foreign policy. By law and politics, Iran's foreign policy is set by
Khamenei, who has banned concessions to the West, and in a speech given last week Rouhani personally thanked Khamenei and the Iranian clergy. Reuters reported that Rouhani had in past spoken approvingly
about clandestinely expanding Iran's nuclear program, and had noted
that "the world started to work with" Pakistan after it acquired nuclear
weapons. In a recent interview with the Washington Post, Israeli Prime Minister Benjamin Netanyahu outlined Jerusalem's evaluation that Iran seeks an arsenal comprising hundreds of nuclear weapons.
The Lebanese army pledged on Monday to "finish with" a Sunni sheikh who the army blames for fomenting sectarian violence in the southern city of Sidon, after clashes that began this weekend and extended into Monday reportedly killed as many as 30 of the sheik's followers and at least 16 Lebanese soldiers. For his part Sheikh Ahmad al-Assir pledged today to stay barricaded in a local mosque with followers "until the last drop of blood." Sunni clerics elsewhere in the country
blasted the army for failing to reach a truce that could put an end to
the bloodshed, and blamed government officials for conspiring with
Hezbollah to "commit a massacre" against Sunnis. The Iran-backed Shiite
terror group is being widely criticized for entering the Syrian conflict
on the side of the Shiite-backed Bashar al-Assad regime, which has been
fighting for two years against Sunni rebels seeking the regime's
overthrow. The Los Angeles Times this weekend bluntly described Hezbollah's actions, which have widened sectarian rifts across the region, as "threaten[ing] to spread holy war."
Palestinian Authority (PA) President Mahmoud Abbasaccepted this weekend the resignation of Palestinian prime minister Rami Hamdallah, which Hamdallah had angrily tendered last week and then reportedly withdrawn.
Hamdallah had been in power less than a month, and explained his
departure as the result of a power struggle between himself and Abbas
loyalists. He had been installed after his predecessor, Salam Fayyad, was maneuvered out of office by Abbas, also amid a power struggle. The New York Timesnoted tersely that the incident "deepened the image of political disarray" within the PA, while U.S. analysts described the situation as one of "chronic instability." Hamdallah will lead
a caretaker government until August 10th. Some observers have suggested
that a government unable to maintain a prime minister for more than
three weeks may lack sufficiently robust political institutions to
sustain a viable state.
Palestinian terrorists launched rockets at Israel on Sunday, marking a violation of the mostly stable ceasefire that had taken hold since Israel completed its Operation Pillar of Defense last November. The campaign saw Jerusalem substantially degrade
the advanced weaponry and military leadership of the Palestinian Hamas

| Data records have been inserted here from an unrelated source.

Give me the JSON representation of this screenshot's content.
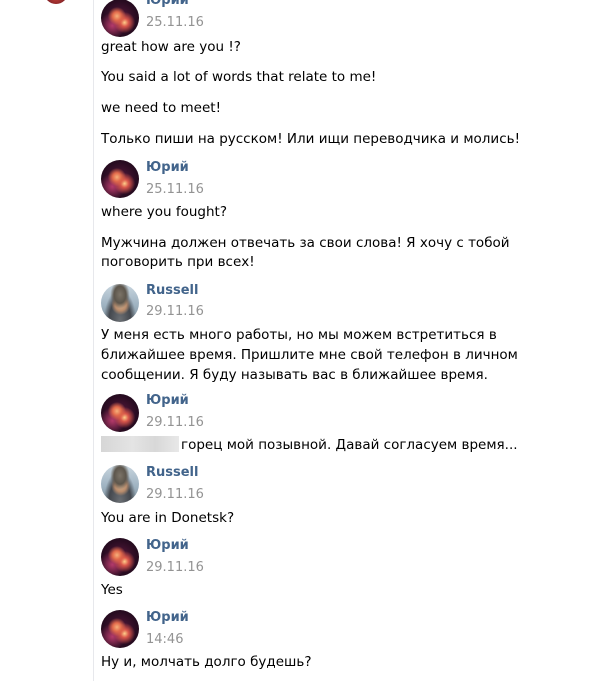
{
  "messages": [
    {
      "author": "Юрий",
      "avatar_icon": "yuri-avatar",
      "date": "25.11.16",
      "lines": [
        "great how are you !?",
        "You said a lot of words that relate to me!",
        "we need to meet!",
        "Только пиши на русском! Или ищи переводчика и молись!"
      ]
    },
    {
      "author": "Юрий",
      "avatar_icon": "yuri-avatar",
      "date": "25.11.16",
      "lines": [
        "where you fought?",
        "Мужчина должен отвечать за свои слова! Я хочу с тобой",
        "поговорить при всех!"
      ]
    },
    {
      "author": "Russell",
      "avatar_icon": "russell-avatar",
      "date": "29.11.16",
      "lines": [
        "У меня есть много работы, но мы можем встретиться в",
        "ближайшее время. Пришлите мне свой телефон в личном",
        "сообщении. Я буду называть вас в ближайшее время."
      ]
    },
    {
      "author": "Юрий",
      "avatar_icon": "yuri-avatar",
      "date": "29.11.16",
      "lines": [
        "горец мой позывной. Давай согласуем время..."
      ]
    },
    {
      "author": "Russell",
      "avatar_icon": "russell-avatar",
      "date": "29.11.16",
      "lines": [
        "You are in Donetsk?"
      ]
    },
    {
      "author": "Юрий",
      "avatar_icon": "yuri-avatar",
      "date": "29.11.16",
      "lines": [
        "Yes"
      ]
    },
    {
      "author": "Юрий",
      "avatar_icon": "yuri-avatar",
      "date": "14:46",
      "lines": [
        "Ну и, молчать долго будешь?"
      ]
    }
  ],
  "colors": {
    "author": "#42648b",
    "date": "#939393",
    "text": "#000000",
    "redaction": "#d8d8d8"
  }
}
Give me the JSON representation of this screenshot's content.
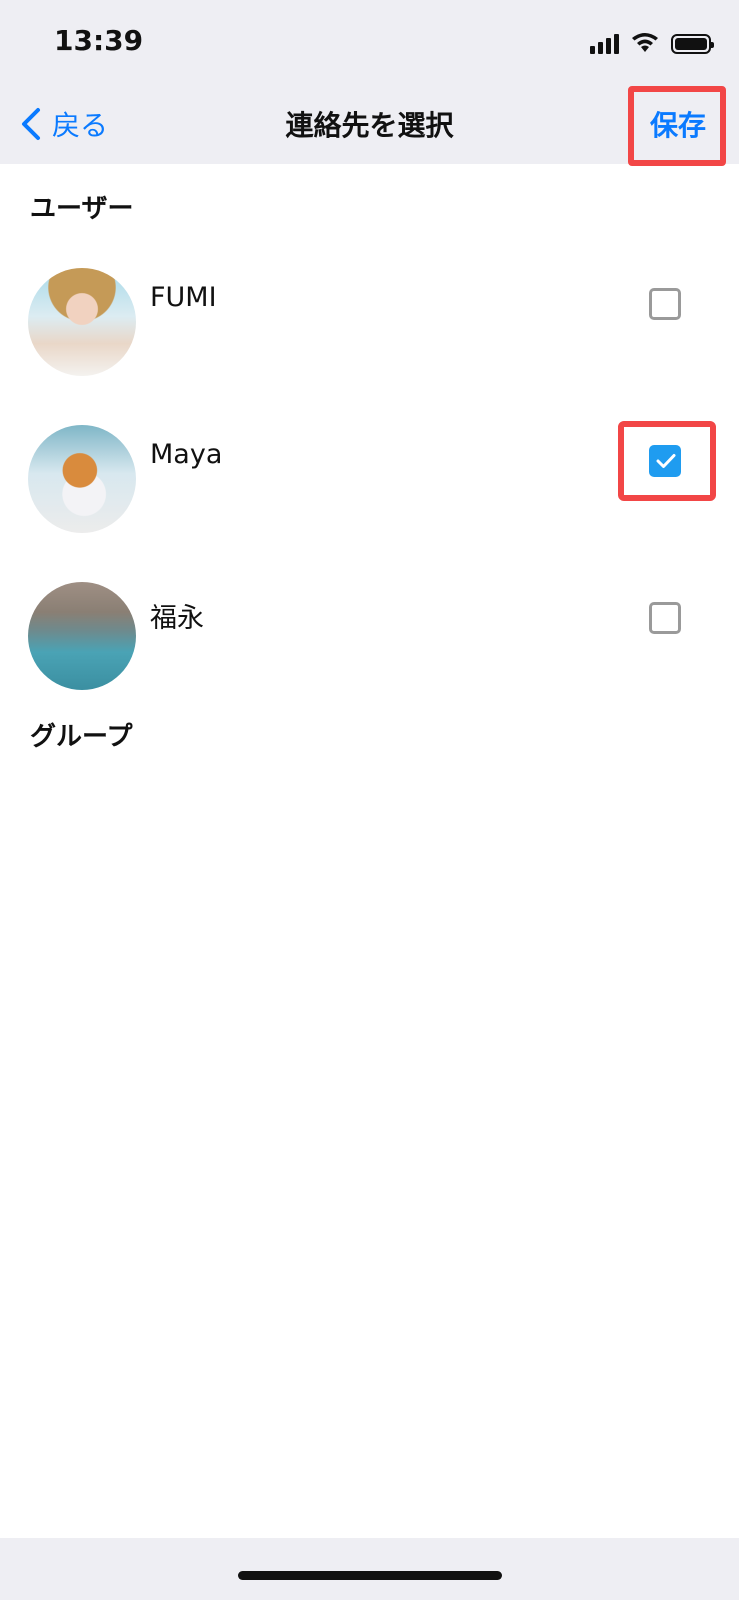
{
  "status_bar": {
    "time": "13:39"
  },
  "nav": {
    "back_label": "戻る",
    "title": "連絡先を選択",
    "save_label": "保存"
  },
  "sections": {
    "users_header": "ユーザー",
    "groups_header": "グループ"
  },
  "users": [
    {
      "name": "FUMI",
      "checked": false
    },
    {
      "name": "Maya",
      "checked": true
    },
    {
      "name": "福永",
      "checked": false
    }
  ],
  "colors": {
    "accent": "#0a7aff",
    "checkbox_checked": "#1f9cf0",
    "highlight": "#f24646",
    "nav_background": "#eeeef3"
  }
}
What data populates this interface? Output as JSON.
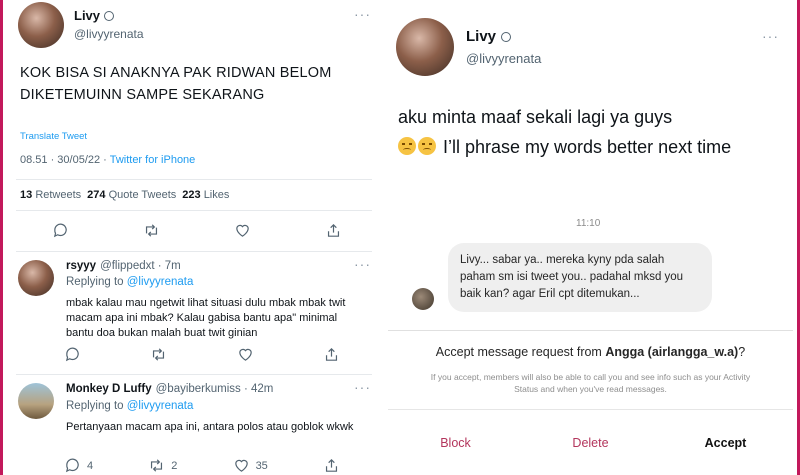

faction. This weekend's rocket launches was widely blamed on the
Iran-backed terror group Palestinian Islamic Jihad (PIJ), and Israel
subsequently targeted PIJ military assets in the Gaza Strip. Analysts suggested that PIJ had been activated by Iran to undermine stability in the region, in no small part to distract from vociferous criticism
being leveled at Tehran and its proxies over their role in bolstering
Syria's Bashar al-Assad regime. The inability of any Palestinian
government to prevent rocket launches by subnational groups in the Gaza
Strip has been cited as a key complicating factor in Palestinian
pretentions toward statehood, which would require among other things the
ability to enforce military control over territories that they reserve
for a state.